Publications by Type: Journal Article




Protest Waves and Social Movement Fields: The Micro Foundations of Campaigning for Subaltern Political Parties
Almeida, Paul, Eugenio Sosa, Allen Cordero, and Ricardo Argueta. 2021. Protest Waves and Social Movement Fields: The Micro Foundations of Campaigning for Subaltern Political Parties. Social Problems 68(4): 831-851.

The paper examines the individual-level building blocks of getting out the vote (GOTV) for electoral parties that represent subaltern sectors in resource scarce environments. Drawing on theories of protest waves, social movement fields, and threat-induced collective action, we examine the likelihood of campaigning in left party electoral mobilization and party identification. The study implements a modified version of the Caught in the Act of Protest: Contextualizing Contestation (CCC) survey protocol and respondent selection design. We use a sympathy pool sample of over 1,200 May Day participants in Costa Rica, El Salvador, and Honduras to explain the micro-foundations of electoral proselytizing of political parties advocating for disadvantaged populations. We found that involvement in left party electoral campaigning was largely driven by resources deposited during anti-neoliberal protest waves, including prior movement-type protest, civic organizational activity, and economic threat perceptions. Campaigning for the anti-neoliberal party was also associated with a higher level of post-election party identification.

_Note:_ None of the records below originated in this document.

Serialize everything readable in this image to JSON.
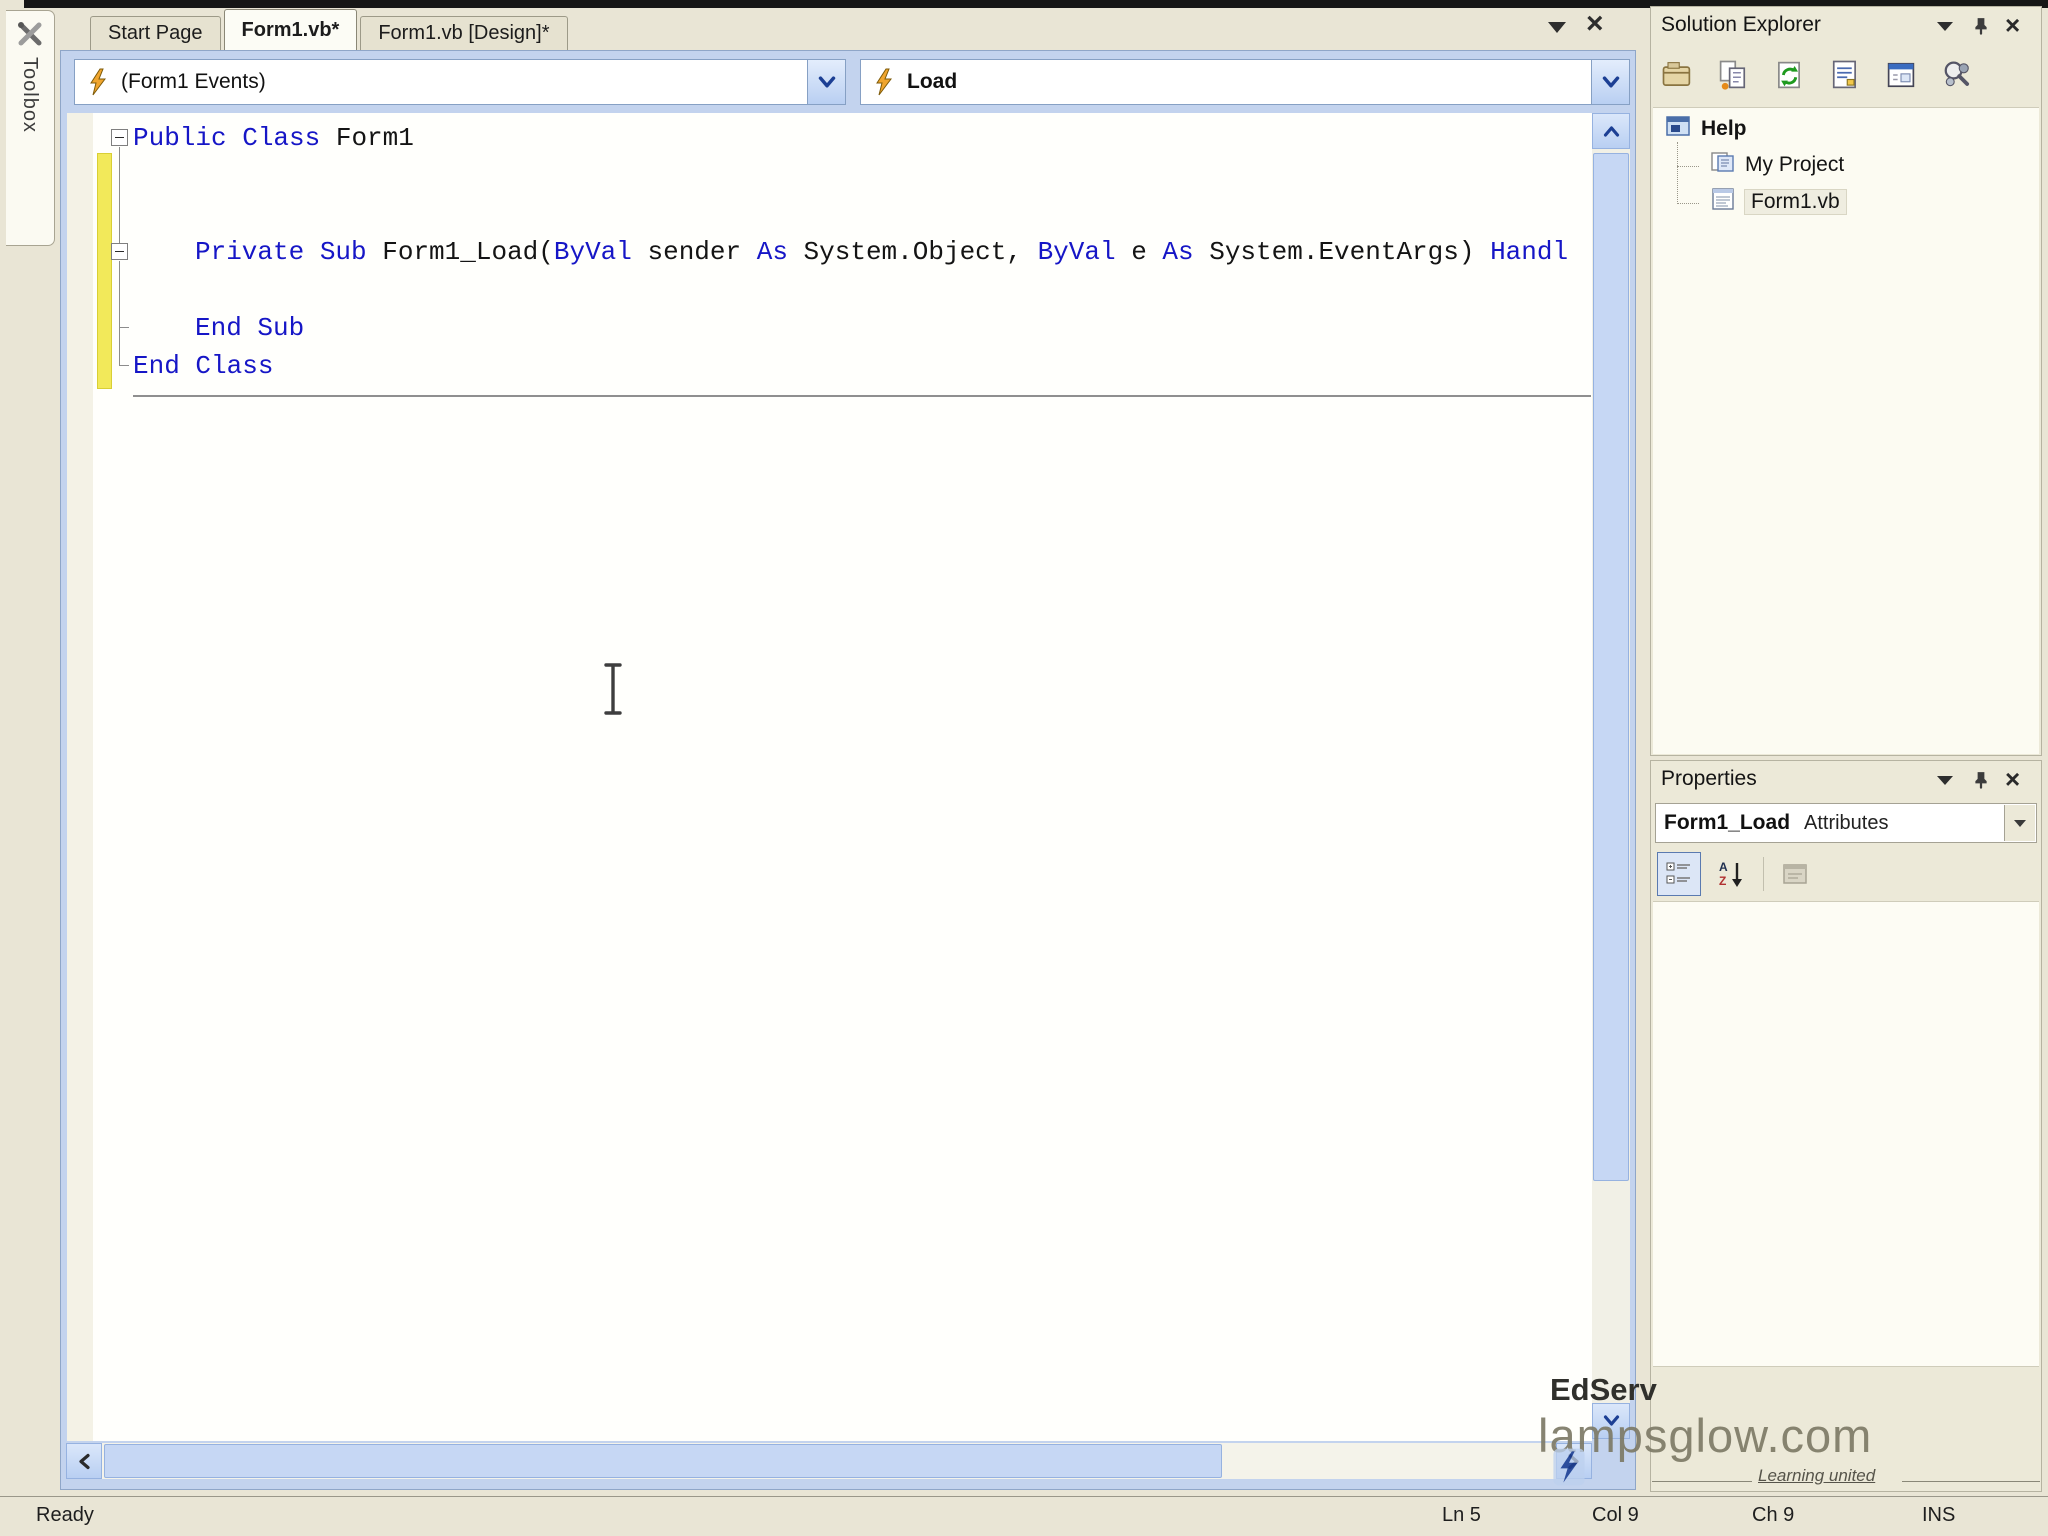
{
  "colors": {
    "keyword_blue": "#1616c6",
    "xp_beige": "#ece9d8",
    "frame_blue": "#c3d3ee",
    "scroll_thumb": "#c6d7f4",
    "edit_tracking_yellow": "#f2e95a"
  },
  "toolbox": {
    "label": "Toolbox",
    "icon": "tools-icon"
  },
  "tabs": [
    {
      "label": "Start Page"
    },
    {
      "label": "Form1.vb*"
    },
    {
      "label": "Form1.vb [Design]*"
    }
  ],
  "nav": {
    "left_value": "(Form1 Events)",
    "right_value": "Load",
    "icon": "event-lightning-icon"
  },
  "code": {
    "line1": {
      "kw": "Public Class",
      "id": " Form1"
    },
    "line4": {
      "kw1": "Private Sub",
      "id1": " Form1_Load(",
      "kw2": "ByVal",
      "id2": " sender ",
      "kw3": "As",
      "id3": " System.Object, ",
      "kw4": "ByVal",
      "id4": " e ",
      "kw5": "As",
      "id5": " System.EventArgs) ",
      "kw6": "Handl"
    },
    "line6": {
      "kw": "End Sub"
    },
    "line7": {
      "kw": "End Class"
    }
  },
  "solution_explorer": {
    "title": "Solution Explorer",
    "toolbar_icons": [
      "properties-icon",
      "show-all-files-icon",
      "refresh-icon",
      "view-code-icon",
      "view-designer-icon",
      "view-class-diagram-icon"
    ],
    "tree": {
      "root": "Help",
      "items": [
        {
          "label": "My Project"
        },
        {
          "label": "Form1.vb"
        }
      ]
    }
  },
  "properties_panel": {
    "title": "Properties",
    "object_name": "Form1_Load",
    "object_type": "Attributes",
    "toolbar_icons": [
      "categorized-icon",
      "alphabetical-sort-icon",
      "property-pages-icon"
    ]
  },
  "status_bar": {
    "state": "Ready",
    "line": "Ln 5",
    "column": "Col 9",
    "character": "Ch 9",
    "mode": "INS"
  },
  "watermark": {
    "brand": "EdServ",
    "site": "lampsglow.com",
    "tagline": "Learning united"
  }
}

The findings suggest that left parties may at times partially overcome economic and political resource deficits by mobilizing individuals deeply embedded in the social movement field.



Globalization and social movements
Almeida, Paul, and Chris Chase-Dunn. 2018. Globalization and social movements. Annual Review of Sociology 44: 189–211.

A growing body of scholarship acknowledges the increasing influence of global forces on social institutions and societies on multiple scales. We focus here on the role of globalization processes in shaping collective action and social movements. Three areas of global change and movements are examined: first, long-term global trends and collective action; second, research on national and local challenges to economic globalization, including backlash movements and the types of economic liberalization measures most associated with inducing oppositional movements; and third, the emergence of contemporary transnational social movements. In each of these arenas we address debates on diffusion, intervening mechanisms, and the outcomes of collective mobilization in response to global pressures.

Immigrant rights and social movements
Mora, Maria De Jesus, Rodolfo Rodriguez, Alejandro Zermeño, and Paul Almeida. 2018. Immigrant rights and social movements. Sociology Compass 12(8): e12599.

The disciplinary fields of immigration and social movements have largely developed as two distinct subareas of sociology. Scholars contend that immigrant rights, compared to other movements, have been given less attention in social movement research. Studies of immigrant-based movements in recent decades have reached a stage whereby we can now assess how immigrant movement scholarship informs the general social movement literature in several areas. In this article, we show the contributions of empiricalstudies of immigrant movements in four primary arenas: (a) emergence; (b) participation; (c) framing; and (d) outcomes. Contemporary immigrant struggles offer social movement scholarship opportunities to incorporate these campaigns and enhance current theories and concepts as earlier protest waves advanced studies of collective action.


Ritual demonstrations versus reactive protests: Participation across mobilizing contexts in Mexico City
Inclán, Maria, and Paul D Almeida. 2017. Ritual demonstrations versus reactive protests: Participation across mobilizing contexts in Mexico City. Latin American Politics and Society 59(4): 47–74.

Using an innovative survey of protest participants and nonparticipants from five major street demonstrations in Mexico City in 2011 and 2012, this study tests the assumption that influences on protest participation vary across different types of events; namely, ritual demonstrations and reactive protests. The comparison is based on two assumptions: that these are two of the dominant forms of protest in contemporary Latin America, and that specifying the context for different types of social movement participation provides a better understanding of the individual mobilization process for groups seeking to defend their rights or gain new benefits. The comparative analyses reveal some crucial differences. Political interest and previous political experience are more influential in the decision to take part in reactive demonstrations. For ritual demonstrations, the decision to participate tends to be driven more by personal and organizational connections.


Unintended Consequences of State-Led Development: A Theory of Mobilized Opposition to Neoliberalism
Almeida, Paul D. 2015. Unintended Consequences of State-Led Development: A Theory of Mobilized Opposition to Neoliberalism. Sociology of Development 1(2): 259-276.

The mass mobilizations against neoliberal reforms are rooted in the weakening of the state-led development model and the erosion of social citizenship rights. At the same time, infrastructures created by the developmental state provide the organizational capacity to resist market-driven globalization. The study develops a conceptual framework for understanding the major arenas of state-led development in the twentieth century in relation to the infrastructures and organizations that mobilize social movement campaigns against neoliberalism in the twenty-first century. Special attention is given to public education, health care, public utilities, state subsidies, and transportation networks as laying the foundation for civil society’s ability to collectively defend social protections granted in the preglobalization era in the global South.